An occasional drink of alcohol is no reason for concern. However, like electricity and water, certain things do not mix well. Alcohol and stress are two such things, as they can be a toxic combination. While alcoholic beverages may help us relax, assuming they will make our stress go away is faulty thinking. Alcohol is not actually a mood enhancer, but a mood depressant.
We have all had the experience of a stressful shift, whether because of calls we are responding to or difficult interactions with partners or supervisors. Sometimes we turn to alcohol as a way to decrease or manage these stressful situations. In the beginning, it may seem that drinking provides some temporary relief. What starts out as a fun and relaxing way to unwind can become a toxic cycle and source of stress. The slide into addiction is gradual, but we know that people prone to drinking under stress are more likely to develop a substance-use problem than those who do not tend to drink on high-stress days.
Ironically, while many use alcohol to deal with stress, drinking can actually increase stress levels. Problematic alcohol use can negatively impact work performance, familial and romantic relationships, and finances, intensifying the potential stress triggers that led to the decision to drink in the first place. Alcohol also puts stress on the body and mind. Alcohol increases levels of cortisol, a hormone in the body generated naturally during stressful events. As alcohol leaves the body, blood sugar levels fall and can create feelings of anxiety for some people. When we turn to alcohol to deal with stress, it decreases our perceived ability to tolerate discomfort, which can reinforce habitual alcohol use. It is easy to depend more and more on alcohol in order to forget about the stress and numb the emotional pain. As alcohol dependency progresses, however, the physical, social, mental and financial consequences can all become sources of long-term stress. Do you see the toxic cycle here?

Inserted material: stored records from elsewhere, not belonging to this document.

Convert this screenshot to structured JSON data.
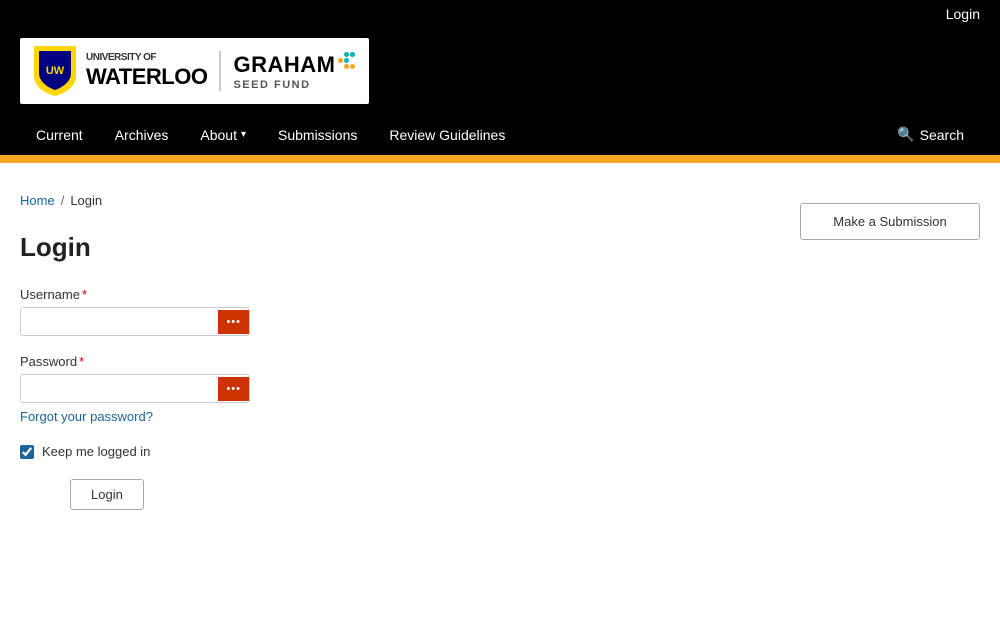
{
  "topbar": {
    "login_label": "Login"
  },
  "logo": {
    "university_of": "UNIVERSITY OF",
    "waterloo": "WATERLOO",
    "graham": "GRAHAM",
    "seed_fund": "SEED FUND"
  },
  "nav": {
    "items": [
      {
        "id": "current",
        "label": "Current"
      },
      {
        "id": "archives",
        "label": "Archives"
      },
      {
        "id": "about",
        "label": "About"
      },
      {
        "id": "submissions",
        "label": "Submissions"
      },
      {
        "id": "review-guidelines",
        "label": "Review Guidelines"
      }
    ],
    "search_label": "Search"
  },
  "breadcrumb": {
    "home_label": "Home",
    "separator": "/",
    "current": "Login"
  },
  "form": {
    "title": "Login",
    "username_label": "Username",
    "username_required": "*",
    "password_label": "Password",
    "password_required": "*",
    "forgot_label": "Forgot your password?",
    "keep_logged_in_label": "Keep me logged in",
    "login_button_label": "Login"
  },
  "sidebar": {
    "make_submission_label": "Make a Submission"
  }
}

When and where to seek help if alcohol has become a priority in your life, if you have found yourself drinking more than you have in the past, or if you find you turn to alcohol to cope with stress is up to you. There are many resources available. If you need assistance with overuse or addiction, or if you have questions about the resources available, you can call Psychological Services Bureau at (213) 738-3500 and talk to me or one of our law enforcement psychologists. All of our psychologists are specifically trained to assist those in law enforcement with issues unique to the profession. They are aware of the cultural differences that make law enforcement very distinct. If you are sworn, Peace Officer’s Fellowship (POF) is also available. You can contact one of the members listed on this page and they will be more than happy to assist a fellow deputy.